Managing finances can be complicated and often daunting when running a business. As such, many business owners choose to hire a specialist to carry out this essential financial duty. So who do you hire; a bookkeeper, an accountant, or both? In short, bookkeeping is the recording of financial data, and accounting interprets it.
This guide will explain the differences and similarities between bookkeeping and accounting and help you choose the right financial professional.
Bookkeeping is the recording and organization of financial data.
Duties of a bookkeeper:
Becoming a bookkeeper does not require any formal education, but it does require knowledge of finances and accounting. There are optional licenses available for bookkeepers through accreditors like the American Institute of Professional Bookkeepers (AIPB) and the National Association of Certified Public Bookkeepers (NACPB).
Accounting is the compilation and interpretation of financial data to help companies make informed business decisions.
Duties of an accountant:
Many accountants use accounting software like QuickBooks to automate accounting tasks and ensure the accuracy of financial data.
Accountants typically have a bachelor’s degree in accounting and are also registered Certified Public Accountants (CPA). To use the title of CPA, an accountant must pass the CPA exam. There are other certifications that accountants might have, including Chartered Financial Analyst (CFA) and Certified Internal Auditor (CIA).
|Accountant||4 year bachelor’s degree in accounting||The minimum credential needed to practice accounting|
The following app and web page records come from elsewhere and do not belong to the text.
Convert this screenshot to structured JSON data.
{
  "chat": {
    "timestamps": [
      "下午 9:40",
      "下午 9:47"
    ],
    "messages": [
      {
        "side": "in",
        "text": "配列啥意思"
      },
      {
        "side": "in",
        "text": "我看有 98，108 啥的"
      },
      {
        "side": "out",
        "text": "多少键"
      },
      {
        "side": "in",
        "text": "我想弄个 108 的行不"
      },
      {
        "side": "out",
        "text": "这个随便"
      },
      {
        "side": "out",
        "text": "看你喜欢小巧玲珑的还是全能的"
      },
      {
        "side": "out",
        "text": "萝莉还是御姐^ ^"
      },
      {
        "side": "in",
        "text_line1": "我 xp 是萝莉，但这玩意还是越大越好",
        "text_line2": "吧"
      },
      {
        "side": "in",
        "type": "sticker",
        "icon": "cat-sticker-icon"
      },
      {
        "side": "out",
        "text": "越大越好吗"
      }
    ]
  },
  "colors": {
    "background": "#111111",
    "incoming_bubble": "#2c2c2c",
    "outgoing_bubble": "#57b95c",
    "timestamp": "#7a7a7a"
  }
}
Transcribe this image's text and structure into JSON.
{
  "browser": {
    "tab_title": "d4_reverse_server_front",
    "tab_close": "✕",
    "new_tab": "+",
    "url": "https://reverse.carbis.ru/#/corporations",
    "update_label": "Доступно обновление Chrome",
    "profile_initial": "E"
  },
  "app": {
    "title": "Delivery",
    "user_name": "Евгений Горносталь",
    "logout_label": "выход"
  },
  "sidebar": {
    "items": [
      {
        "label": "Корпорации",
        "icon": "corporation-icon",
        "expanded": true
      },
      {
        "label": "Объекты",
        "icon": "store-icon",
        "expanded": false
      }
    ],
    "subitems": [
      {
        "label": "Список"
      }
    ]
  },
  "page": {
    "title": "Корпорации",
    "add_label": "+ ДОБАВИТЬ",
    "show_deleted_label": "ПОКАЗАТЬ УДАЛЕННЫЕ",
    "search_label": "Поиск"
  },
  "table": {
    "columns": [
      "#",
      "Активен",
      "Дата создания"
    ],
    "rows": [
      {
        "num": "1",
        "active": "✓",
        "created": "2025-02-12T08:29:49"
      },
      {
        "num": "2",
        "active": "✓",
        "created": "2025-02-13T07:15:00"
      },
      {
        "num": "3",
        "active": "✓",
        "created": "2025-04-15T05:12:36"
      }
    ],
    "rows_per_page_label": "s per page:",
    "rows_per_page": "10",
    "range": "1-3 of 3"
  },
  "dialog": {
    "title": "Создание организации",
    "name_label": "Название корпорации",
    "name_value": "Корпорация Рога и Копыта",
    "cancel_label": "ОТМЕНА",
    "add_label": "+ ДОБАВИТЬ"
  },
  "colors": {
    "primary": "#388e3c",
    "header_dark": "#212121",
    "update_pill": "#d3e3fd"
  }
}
|CPA||Meet state requirements, pass Uniform CPA exam, and meet continuing education requirements||Maintain knowledge of standard accounting practices and tax laws|
|CFA||4 years of relevant work experience and must pass a 3-part exam||Knowledge of ethical financial practices, portfolio management, and investment analysis|
|CIA||2 years of relevant work experience and must pass exams||Security monitoring and financial risk assessment|
Though many confuse the two roles, bookkeepers and accountants have distinct differences. Bookkeepers focus on day-to-day financial recording, while accountants give a big-picture view of a company’s finances.
While accounting can include bookkeeping tasks like recording daily transactions into the general ledger, bookkeeping does not include accounting responsibilities such as analyzing your company’s financial health. Both bookkeepers and accountants can prepare tax returns, but only accountants can perform routine financial audits. Internally conducted audits ensure that financial records are accurately and ethically recorded according to industry standards. Finally, unlike bookkeepers, accountants with CPA certification can represent your company if the IRS audits you.
When your taxes are too complex, your business is growing, or you don’t have enough time to manage your accounting tasks, you should hire a professional. You can decide whether you need a bookkeeper or an accountant based on your organization’s needs and budget.
For handling day-to-day tasks such as payroll and fund allocation, a bookkeeper is typically a lower-cost solution. On the other hand, an accountant makes projections and handles overall financial strategy and decisions.
In larger companies, it can be necessary to have both a bookkeeper and an accountant. However, employing one of the two may only be required for smaller or simpler operations. For example, you may not need the services of a bookkeeper if your accountant uses software that automates bookkeeping processes.